Dobrynin and Kochetova [6] and Gutman [7] independently proposed a vertex-degree-weighted version of Wiener index called degree distance, which is defined for a connected graph as . Note that the degree distance is a degree-weight version of the Wiener index. Hua and Zhang [8] introduced a new graph invariant named reciprocal degree distance, which can be as a degree-weight version of Harary index; that is, . The reciprocal degree distance of some graph operations is obtained in [9, 10].

Recently, Li et al. [11] introduced a vertex-degree-weighted version of Harary index called reformulated reciprocal degree distance, which is defined for a connected graph as . In view of is just the additively weighted Harary index, while in view of it is also the generalized version of reciprocal degree distance of a connected graph . The mathematical properties of the three edge-grafting transformations and some sharp upper bounds on the reformulated reciprocal degree distance of trees are presented in [11].

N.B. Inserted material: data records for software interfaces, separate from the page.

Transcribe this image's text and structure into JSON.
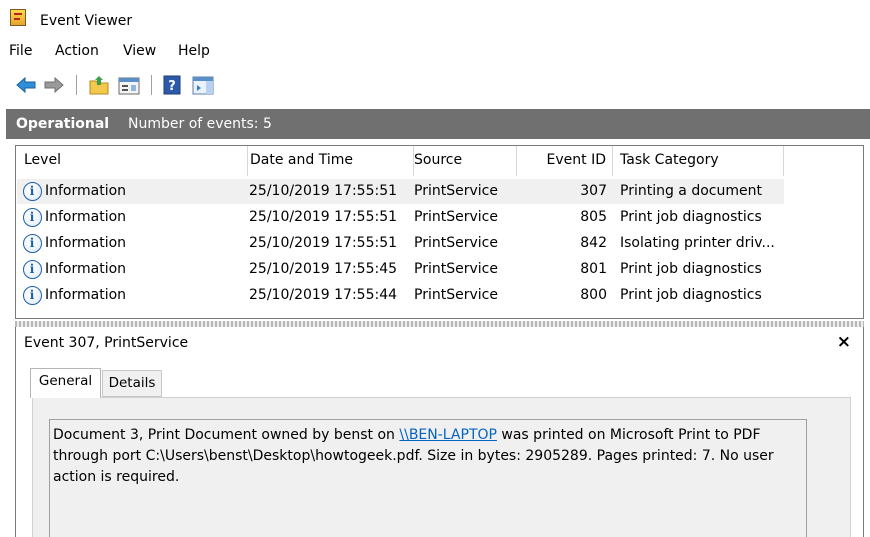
{
  "window": {
    "title": "Event Viewer"
  },
  "menu": [
    "File",
    "Action",
    "View",
    "Help"
  ],
  "toolbar": {
    "icons": [
      "back-arrow-icon",
      "forward-arrow-icon",
      "up-folder-icon",
      "properties-icon",
      "help-icon",
      "show-hide-pane-icon"
    ]
  },
  "header": {
    "title": "Operational",
    "count_text": "Number of events: 5"
  },
  "columns": [
    "Level",
    "Date and Time",
    "Source",
    "Event ID",
    "Task Category"
  ],
  "rows": [
    {
      "level": "Information",
      "datetime": "25/10/2019 17:55:51",
      "source": "PrintService",
      "event_id": "307",
      "task": "Printing a document"
    },
    {
      "level": "Information",
      "datetime": "25/10/2019 17:55:51",
      "source": "PrintService",
      "event_id": "805",
      "task": "Print job diagnostics"
    },
    {
      "level": "Information",
      "datetime": "25/10/2019 17:55:51",
      "source": "PrintService",
      "event_id": "842",
      "task": "Isolating printer driv..."
    },
    {
      "level": "Information",
      "datetime": "25/10/2019 17:55:45",
      "source": "PrintService",
      "event_id": "801",
      "task": "Print job diagnostics"
    },
    {
      "level": "Information",
      "datetime": "25/10/2019 17:55:44",
      "source": "PrintService",
      "event_id": "800",
      "task": "Print job diagnostics"
    }
  ],
  "detail": {
    "title": "Event 307, PrintService",
    "close": "×",
    "tabs": [
      "General",
      "Details"
    ],
    "message": {
      "part1": "Document 3, Print Document owned by benst on ",
      "link": "\\\\BEN-LAPTOP",
      "part2": " was printed on Microsoft Print to PDF through port C:\\Users\\benst\\Desktop\\howtogeek.pdf. Size in bytes: 2905289. Pages printed: 7. No user action is required."
    }
  },
  "colors": {
    "header_band": "#707070",
    "selected_row": "#f0f0f0",
    "link": "#0563c1"
  }
}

The first Zagreb index is defined as and the second Zagreb index is defined as . The Zagreb indices are found to have applications in QSPR and QSAR studies as well; see [12].

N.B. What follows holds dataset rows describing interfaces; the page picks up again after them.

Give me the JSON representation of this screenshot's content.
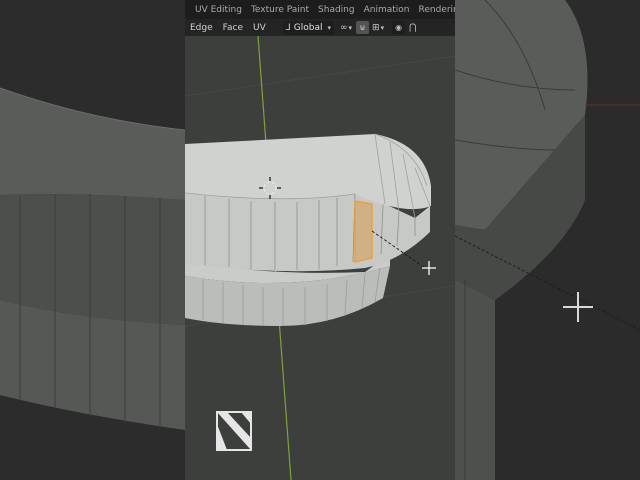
{
  "workspace_tabs": [
    {
      "label": "UV Editing"
    },
    {
      "label": "Texture Paint"
    },
    {
      "label": "Shading"
    },
    {
      "label": "Animation"
    },
    {
      "label": "Rendering"
    }
  ],
  "header": {
    "menus": [
      {
        "label": "Edge"
      },
      {
        "label": "Face"
      },
      {
        "label": "UV"
      }
    ],
    "transform_orientation": {
      "value": "Global"
    }
  },
  "icons": {
    "orientation": "transform-axes-icon",
    "pivot": "pivot-link-icon",
    "snap": "magnet-snap-icon",
    "snap_target": "snap-increment-icon",
    "proportional": "proportional-edit-icon",
    "falloff": "falloff-curve-icon",
    "cursor": "3d-cursor-icon",
    "move": "move-cursor-icon"
  },
  "colors": {
    "viewport_bg": "#3c3f3c",
    "mesh_light": "#cfd2cf",
    "mesh_mid": "#b5b8b5",
    "mesh_edge": "#5e615e",
    "selection": "#f0a030",
    "y_axis": "#7fa23a",
    "x_axis": "#a33a3a"
  }
}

Mycielski [13] developed a graph transformation that transforms a graph into a new graph , which is called the Mycielskian of , in a search for triangle-free graphs with arbitrarily large chromatic number. The generalized Mycielskian is natural generalization of Mycielski graphs, which is also called by Tardif cones over graphs [14]. Let be a graph with vertex set and edge set . Given an integer , the Mycielskian of , denoted by , is the graph with vertex set , where is the th distinct copy of for and edge set . Concerning on the other results for (generalized) Mycielskian graph, one can refer to papers [1519].

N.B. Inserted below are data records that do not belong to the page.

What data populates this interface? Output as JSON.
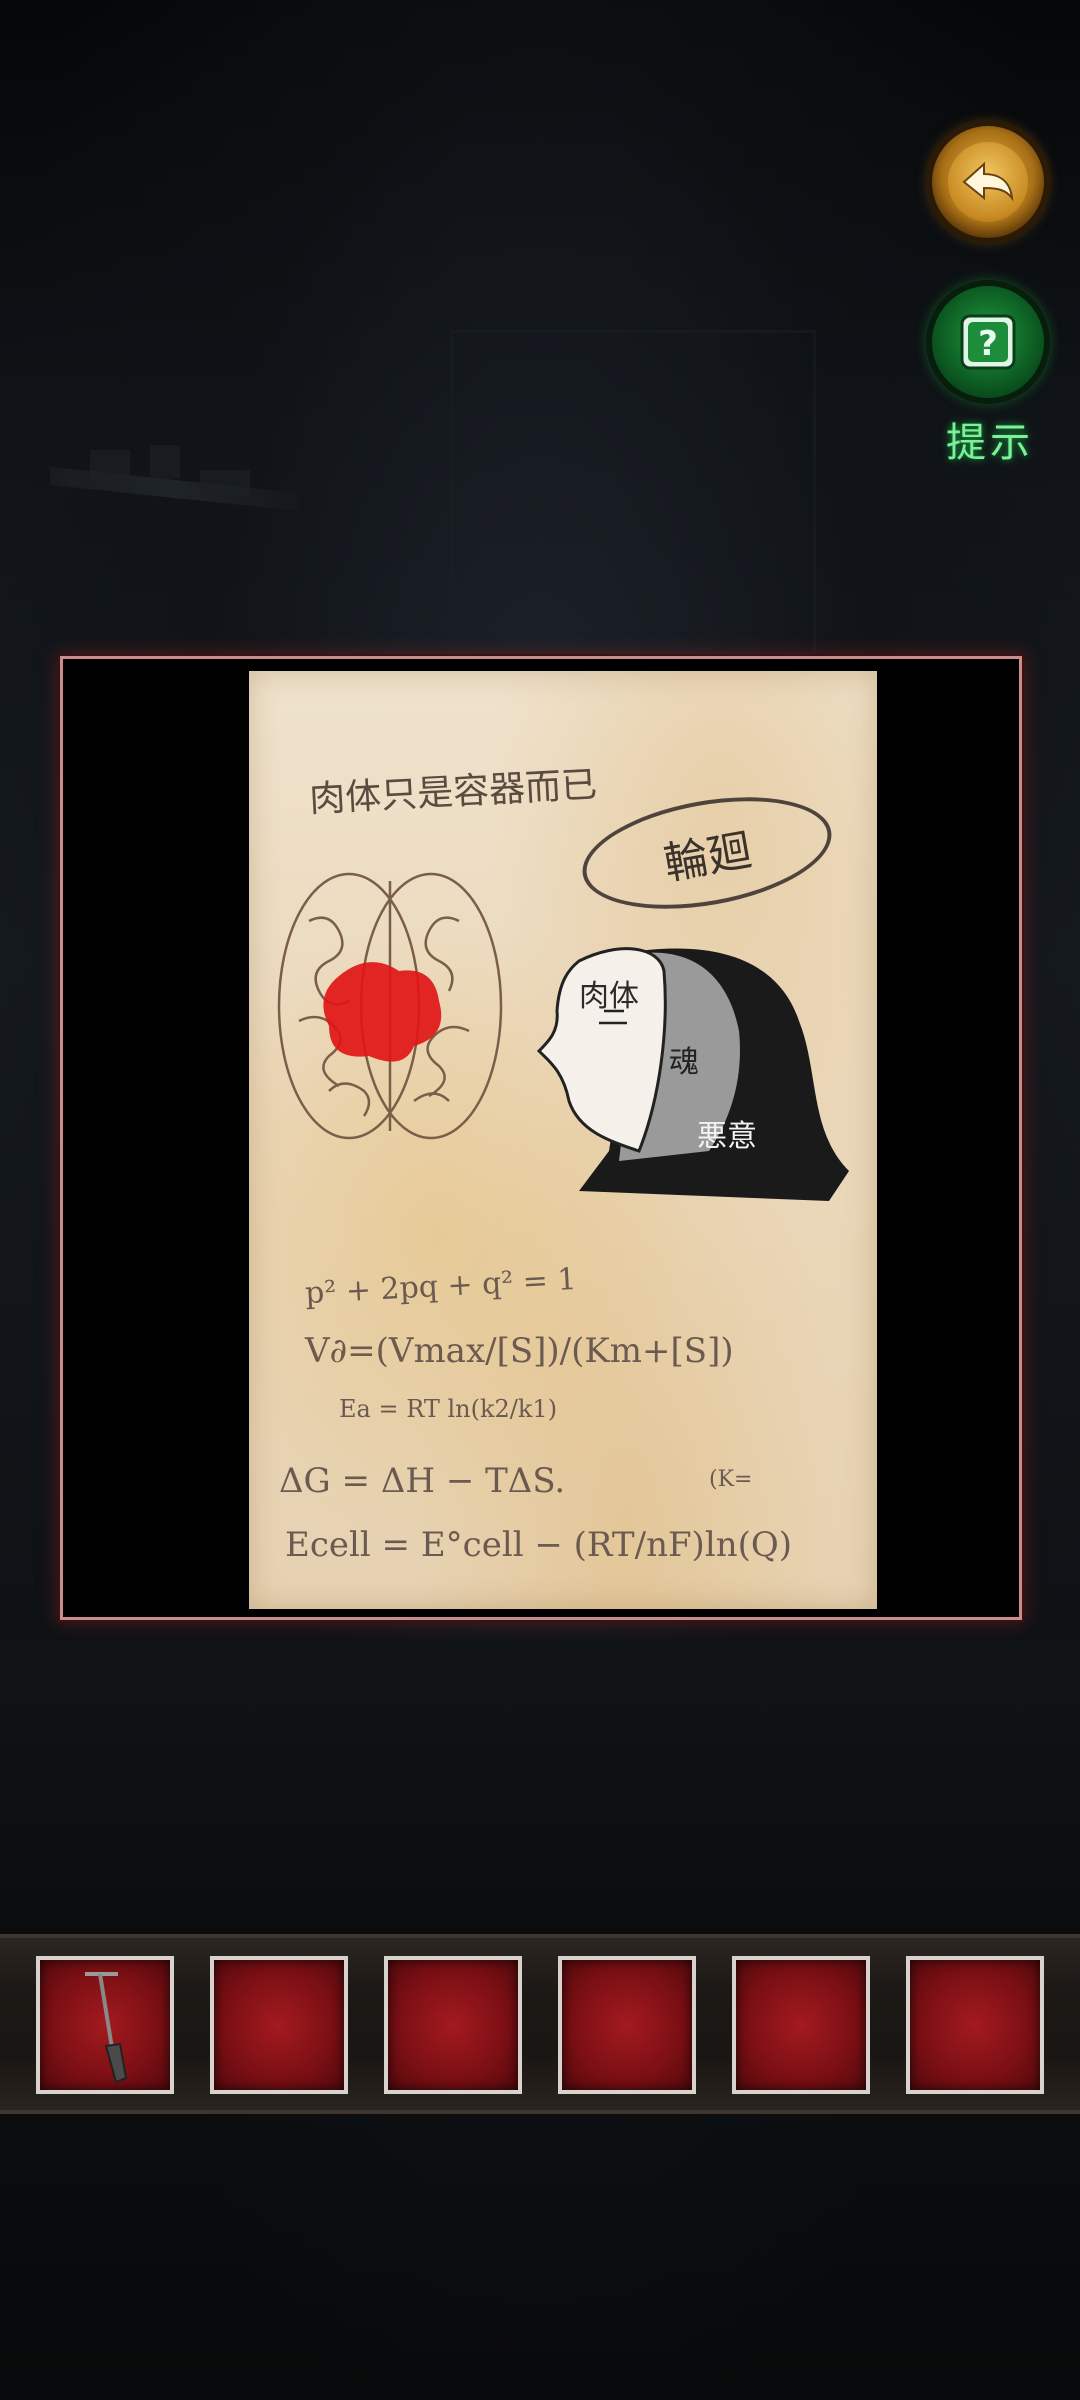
{
  "hud": {
    "back_icon": "back-arrow-icon",
    "hint_icon": "hint-question-icon",
    "hint_label": "提示"
  },
  "note": {
    "title": "肉体只是容器而已",
    "circled_word": "輪廻",
    "diagram_labels": {
      "flesh": "肉体",
      "soul": "魂",
      "evil": "悪意"
    },
    "equations": [
      "p² + 2pq + q² = 1",
      "V∂=(Vmax/[S])/(Km+[S])",
      "Ea = RT ln(k2/k1)",
      "ΔG = ΔH − TΔS.",
      "(K=",
      "Ecell = E°cell − (RT/nF)ln(Q)"
    ]
  },
  "inventory": {
    "slots": [
      {
        "item": "shovel-icon"
      },
      {
        "item": ""
      },
      {
        "item": ""
      },
      {
        "item": ""
      },
      {
        "item": ""
      },
      {
        "item": ""
      }
    ]
  },
  "colors": {
    "hint_green": "#7ef09a",
    "slot_red": "#8c1419",
    "frame_border": "#c98d8d",
    "brain_blood": "#e01616"
  }
}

2. Complement of the Mycielskian Graph

In this section, we obtain the reformulated reciprocal degree distance and reciprocal degree distance of the graph .

The following lemmas follow from the structure of the complement of the Mycielskian graph.

Lemma 1. Let be a connected graph. Then the distances between the vertices of the Mycielskian graph of are given as follows. For each ,

Lemma 2. Let be a graph on vertices. Then the degree of any vertex

Remark 3. Let be a graph with . Then there are two element subsets in . Therefore

Theorem 4 (corresponding to Theorem 3.4 in [20]). Let be a graph on vertices and edges with diameter . Then .

Proof. From the structure of the complement of Mycielskian graph, we consider the following cases of adjacent and nonadjacent pairs of vertices in to compute :
(i) If , then by Lemmas 1 and 2(ii) If , then for each and otherwise. Thereforeby Lemmas 1 and 2(iii) If and , , then by Lemmas 1 and 2(iv) If and , , then by Lemmas 1 and 2Each can be paired with vertices as
(v) If and , then by Lemmas 1 and 2(vi) If and , then by Lemmas 1 and 2Summarizing the total contributions of above cases of adjacent and nonadjacent pairs of vertices in , we can obtain the desired result. This completes the proof.

Using in Theorem 4, we obtain the reciprocal degree distance of the complement of the Mycielskian graph.

Corollary 5 (corresponding to Corollary 3.5 in [20]). Let be a graph on vertices and edges with diameter . Then .

3. Complement of the Generalized Mycielskian Graph

In this section, we obtain the reformulated reciprocal degree distance and reciprocal degree distance of the graph .

The following lemmas follow from the structure of the complement of the generalized Mycielskian graph.

Lemma 6. Let be a connected graph. Then the distances between the vertices of the generalized Mycielskian graph of are given as follows. For each

Lemma 7. Let be a graph with vertices. Then the degree of any vertex is as follows:

Theorem 8. Let be a graph on vertices and edges with diameter . Then .

Proof. From the structure of the complement of Mycielskian graph, we consider the structure of the complement of generalized Mycielskian and then also consider the following cases of adjacent and nonadjacent pairs of vertices in to compute .
Case 1. If ,, then and by Lemmas 6 and 7Case 2. If , , then and by Lemmas 6 and 7Case 3. If , , then and by Lemmas 6 and 7Case 4. If , thenand by Lemmas 6 and 7Case 5. If , , thenand by Lemmas 6 and 7Case 6. If , then and by Lemmas 6 and 7